* Required work *
Print every line of the data exactly as shown.

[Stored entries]
Segment Open

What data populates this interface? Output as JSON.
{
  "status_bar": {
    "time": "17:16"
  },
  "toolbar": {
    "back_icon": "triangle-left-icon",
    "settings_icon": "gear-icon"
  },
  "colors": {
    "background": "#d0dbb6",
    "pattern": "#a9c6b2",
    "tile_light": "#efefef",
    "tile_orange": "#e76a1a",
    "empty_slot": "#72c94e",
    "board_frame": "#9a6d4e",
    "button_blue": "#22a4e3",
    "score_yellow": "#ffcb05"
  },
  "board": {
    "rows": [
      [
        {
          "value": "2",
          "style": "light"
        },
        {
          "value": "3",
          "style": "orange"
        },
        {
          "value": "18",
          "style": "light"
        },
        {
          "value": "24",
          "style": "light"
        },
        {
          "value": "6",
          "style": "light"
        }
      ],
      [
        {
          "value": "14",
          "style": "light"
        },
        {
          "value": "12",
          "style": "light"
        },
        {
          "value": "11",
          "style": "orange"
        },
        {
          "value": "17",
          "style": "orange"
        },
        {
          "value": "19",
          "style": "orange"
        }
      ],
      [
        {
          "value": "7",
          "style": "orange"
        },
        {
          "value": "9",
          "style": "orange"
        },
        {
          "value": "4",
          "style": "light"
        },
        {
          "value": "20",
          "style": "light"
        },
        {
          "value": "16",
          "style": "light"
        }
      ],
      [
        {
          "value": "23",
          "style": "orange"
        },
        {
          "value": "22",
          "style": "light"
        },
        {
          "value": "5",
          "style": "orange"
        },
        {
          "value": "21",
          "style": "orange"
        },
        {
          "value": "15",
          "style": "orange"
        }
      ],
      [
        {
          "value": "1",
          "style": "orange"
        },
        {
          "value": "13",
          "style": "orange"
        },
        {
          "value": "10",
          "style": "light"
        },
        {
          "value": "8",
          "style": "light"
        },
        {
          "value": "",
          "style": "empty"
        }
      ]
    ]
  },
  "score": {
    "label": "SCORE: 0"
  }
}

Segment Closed

* Answer box *
What data populates this interface? Output as JSON.
{
  "status_bar": {
    "time": "17:16"
  },
  "toolbar": {
    "back_icon": "triangle-left-icon",
    "settings_icon": "gear-icon"
  },
  "colors": {
    "background": "#d0dbb6",
    "pattern": "#a9c6b2",
    "tile_light": "#efefef",
    "tile_orange": "#e76a1a",
    "empty_slot": "#72c94e",
    "board_frame": "#9a6d4e",
    "button_blue": "#22a4e3",
    "score_yellow": "#ffcb05"
  },
  "board": {
    "rows": [
      [
        {
          "value": "2",
          "style": "light"
        },
        {
          "value": "3",
          "style": "orange"
        },
        {
          "value": "18",
          "style": "light"
        },
        {
          "value": "24",
          "style": "light"
        },
        {
          "value": "6",
          "style": "light"
        }
      ],
      [
        {
          "value": "14",
          "style": "light"
        },
        {
          "value": "12",
          "style": "light"
        },
        {
          "value": "11",
          "style": "orange"
        },
        {
          "value": "17",
          "style": "orange"
        },
        {
          "value": "19",
          "style": "orange"
        }
      ],
      [
        {
          "value": "7",
          "style": "orange"
        },
        {
          "value": "9",
          "style": "orange"
        },
        {
          "value": "4",
          "style": "light"
        },
        {
          "value": "20",
          "style": "light"
        },
        {
          "value": "16",
          "style": "light"
        }
      ],
      [
        {
          "value": "23",
          "style": "orange"
        },
        {
          "value": "22",
          "style": "light"
        },
        {
          "value": "5",
          "style": "orange"
        },
        {
          "value": "21",
          "style": "orange"
        },
        {
          "value": "15",
          "style": "orange"
        }
      ],
      [
        {
          "value": "1",
          "style": "orange"
        },
        {
          "value": "13",
          "style": "orange"
        },
        {
          "value": "10",
          "style": "light"
        },
        {
          "value": "8",
          "style": "light"
        },
        {
          "value": "",
          "style": "empty"
        }
      ]
    ]
  },
  "score": {
    "label": "SCORE: 0"
  }
}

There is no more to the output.